- _EXERCISE DIRECTIONS_:
Where the word "megan" appears in a line below, copy the whole line.

- _INFORMATION_:

-=-=-

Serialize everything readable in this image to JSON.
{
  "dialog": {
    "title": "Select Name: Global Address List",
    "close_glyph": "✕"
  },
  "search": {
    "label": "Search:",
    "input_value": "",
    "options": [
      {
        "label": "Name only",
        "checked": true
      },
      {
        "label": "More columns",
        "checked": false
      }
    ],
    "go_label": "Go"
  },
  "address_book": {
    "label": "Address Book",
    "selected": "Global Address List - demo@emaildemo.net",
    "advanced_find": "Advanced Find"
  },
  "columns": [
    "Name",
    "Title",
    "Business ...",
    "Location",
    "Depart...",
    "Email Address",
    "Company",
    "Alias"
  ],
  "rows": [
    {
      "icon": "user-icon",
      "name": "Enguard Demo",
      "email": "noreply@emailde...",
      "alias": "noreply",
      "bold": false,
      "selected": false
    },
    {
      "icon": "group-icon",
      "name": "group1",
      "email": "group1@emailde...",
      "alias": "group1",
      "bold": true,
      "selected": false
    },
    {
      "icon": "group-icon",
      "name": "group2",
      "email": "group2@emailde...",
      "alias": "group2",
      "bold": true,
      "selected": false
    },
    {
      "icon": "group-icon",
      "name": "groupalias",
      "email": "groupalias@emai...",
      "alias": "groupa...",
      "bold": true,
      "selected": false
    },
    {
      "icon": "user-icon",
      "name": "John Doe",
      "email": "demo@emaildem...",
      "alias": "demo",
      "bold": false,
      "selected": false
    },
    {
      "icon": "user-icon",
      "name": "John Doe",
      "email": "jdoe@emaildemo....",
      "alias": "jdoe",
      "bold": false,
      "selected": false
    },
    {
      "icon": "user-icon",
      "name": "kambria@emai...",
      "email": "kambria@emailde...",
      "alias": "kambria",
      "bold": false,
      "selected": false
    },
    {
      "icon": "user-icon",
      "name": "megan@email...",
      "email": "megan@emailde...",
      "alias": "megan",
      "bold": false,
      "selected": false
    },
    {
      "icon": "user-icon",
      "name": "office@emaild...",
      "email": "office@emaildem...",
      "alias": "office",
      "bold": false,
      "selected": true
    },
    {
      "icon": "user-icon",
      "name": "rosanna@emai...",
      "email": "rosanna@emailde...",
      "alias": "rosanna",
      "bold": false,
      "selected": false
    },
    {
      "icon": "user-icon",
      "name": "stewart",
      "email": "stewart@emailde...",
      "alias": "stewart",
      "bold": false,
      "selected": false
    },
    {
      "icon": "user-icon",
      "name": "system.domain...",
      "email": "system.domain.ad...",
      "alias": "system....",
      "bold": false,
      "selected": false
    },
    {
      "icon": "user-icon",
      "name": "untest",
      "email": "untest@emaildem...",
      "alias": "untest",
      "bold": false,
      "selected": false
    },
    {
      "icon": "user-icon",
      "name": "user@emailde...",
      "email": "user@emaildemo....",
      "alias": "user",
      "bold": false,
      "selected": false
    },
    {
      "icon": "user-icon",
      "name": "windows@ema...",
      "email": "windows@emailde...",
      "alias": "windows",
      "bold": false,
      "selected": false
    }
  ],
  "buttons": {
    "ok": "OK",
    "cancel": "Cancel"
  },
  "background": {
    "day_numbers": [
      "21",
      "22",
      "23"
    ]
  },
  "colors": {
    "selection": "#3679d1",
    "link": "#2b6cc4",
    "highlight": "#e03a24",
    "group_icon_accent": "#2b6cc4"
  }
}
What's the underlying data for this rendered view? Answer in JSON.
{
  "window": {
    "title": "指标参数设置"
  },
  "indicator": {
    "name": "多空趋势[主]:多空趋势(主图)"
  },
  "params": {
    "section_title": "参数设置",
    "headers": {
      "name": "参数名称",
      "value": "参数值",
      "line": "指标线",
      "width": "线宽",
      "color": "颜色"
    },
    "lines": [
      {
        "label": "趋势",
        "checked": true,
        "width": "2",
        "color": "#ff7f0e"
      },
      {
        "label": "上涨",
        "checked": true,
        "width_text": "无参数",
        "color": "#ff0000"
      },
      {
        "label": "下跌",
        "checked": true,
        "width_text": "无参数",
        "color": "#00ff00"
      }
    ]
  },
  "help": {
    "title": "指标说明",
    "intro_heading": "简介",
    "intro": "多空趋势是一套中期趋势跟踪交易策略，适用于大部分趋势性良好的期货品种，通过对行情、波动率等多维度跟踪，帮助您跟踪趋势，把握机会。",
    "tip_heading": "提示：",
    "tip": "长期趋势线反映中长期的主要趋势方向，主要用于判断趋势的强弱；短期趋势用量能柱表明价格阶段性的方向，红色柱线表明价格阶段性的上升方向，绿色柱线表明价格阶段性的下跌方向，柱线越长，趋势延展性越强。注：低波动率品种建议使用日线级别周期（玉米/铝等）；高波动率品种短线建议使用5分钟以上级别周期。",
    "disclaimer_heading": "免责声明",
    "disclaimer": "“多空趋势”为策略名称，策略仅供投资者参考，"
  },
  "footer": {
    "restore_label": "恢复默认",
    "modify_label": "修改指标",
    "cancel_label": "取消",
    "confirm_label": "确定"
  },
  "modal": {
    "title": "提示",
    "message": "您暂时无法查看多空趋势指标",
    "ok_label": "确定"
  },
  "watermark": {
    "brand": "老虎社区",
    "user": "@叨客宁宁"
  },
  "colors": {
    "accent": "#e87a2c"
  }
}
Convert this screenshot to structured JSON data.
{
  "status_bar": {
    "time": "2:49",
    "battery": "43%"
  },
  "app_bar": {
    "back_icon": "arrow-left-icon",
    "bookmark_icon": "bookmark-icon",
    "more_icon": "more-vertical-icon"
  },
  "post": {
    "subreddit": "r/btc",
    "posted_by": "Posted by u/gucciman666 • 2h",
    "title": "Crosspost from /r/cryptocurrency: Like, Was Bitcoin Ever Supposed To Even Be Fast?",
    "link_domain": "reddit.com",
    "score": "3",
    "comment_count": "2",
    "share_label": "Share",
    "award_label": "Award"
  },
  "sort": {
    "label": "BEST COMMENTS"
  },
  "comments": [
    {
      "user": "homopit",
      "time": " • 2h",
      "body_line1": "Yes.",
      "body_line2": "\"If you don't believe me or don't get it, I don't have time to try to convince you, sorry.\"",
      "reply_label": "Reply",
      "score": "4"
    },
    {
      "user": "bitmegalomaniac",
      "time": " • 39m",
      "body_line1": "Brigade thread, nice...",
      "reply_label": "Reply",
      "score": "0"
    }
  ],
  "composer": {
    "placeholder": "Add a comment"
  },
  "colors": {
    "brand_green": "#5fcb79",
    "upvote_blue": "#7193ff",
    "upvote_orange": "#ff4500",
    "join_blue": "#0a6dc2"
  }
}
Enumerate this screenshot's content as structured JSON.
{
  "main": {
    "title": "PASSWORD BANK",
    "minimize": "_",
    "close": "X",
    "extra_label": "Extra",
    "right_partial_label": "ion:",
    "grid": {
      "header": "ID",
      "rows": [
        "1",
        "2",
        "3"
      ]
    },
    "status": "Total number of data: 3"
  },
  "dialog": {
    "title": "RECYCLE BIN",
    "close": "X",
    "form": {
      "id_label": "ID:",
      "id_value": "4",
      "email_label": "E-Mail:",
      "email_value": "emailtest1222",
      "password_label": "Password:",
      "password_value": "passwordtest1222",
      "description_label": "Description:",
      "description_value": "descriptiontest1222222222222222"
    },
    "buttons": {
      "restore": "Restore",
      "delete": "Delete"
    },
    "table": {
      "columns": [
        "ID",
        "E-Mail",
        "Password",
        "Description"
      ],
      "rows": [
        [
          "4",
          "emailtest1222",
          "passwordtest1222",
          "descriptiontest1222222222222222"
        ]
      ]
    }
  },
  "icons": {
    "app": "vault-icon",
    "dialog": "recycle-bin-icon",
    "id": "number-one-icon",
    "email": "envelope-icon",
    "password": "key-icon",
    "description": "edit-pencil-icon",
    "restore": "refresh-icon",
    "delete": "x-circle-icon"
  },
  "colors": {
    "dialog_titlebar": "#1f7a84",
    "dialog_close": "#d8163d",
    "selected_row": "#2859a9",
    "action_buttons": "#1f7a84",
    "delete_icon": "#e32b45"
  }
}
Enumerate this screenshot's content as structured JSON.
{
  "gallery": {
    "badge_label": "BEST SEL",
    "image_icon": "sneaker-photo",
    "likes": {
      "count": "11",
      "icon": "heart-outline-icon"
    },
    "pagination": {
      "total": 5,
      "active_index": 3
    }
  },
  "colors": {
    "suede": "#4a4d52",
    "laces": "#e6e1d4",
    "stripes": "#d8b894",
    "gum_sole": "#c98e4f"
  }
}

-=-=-

- _TASK OUTPUT_:
      "name": "megan@email...",
      "email": "megan@emailde...",
      "alias": "megan",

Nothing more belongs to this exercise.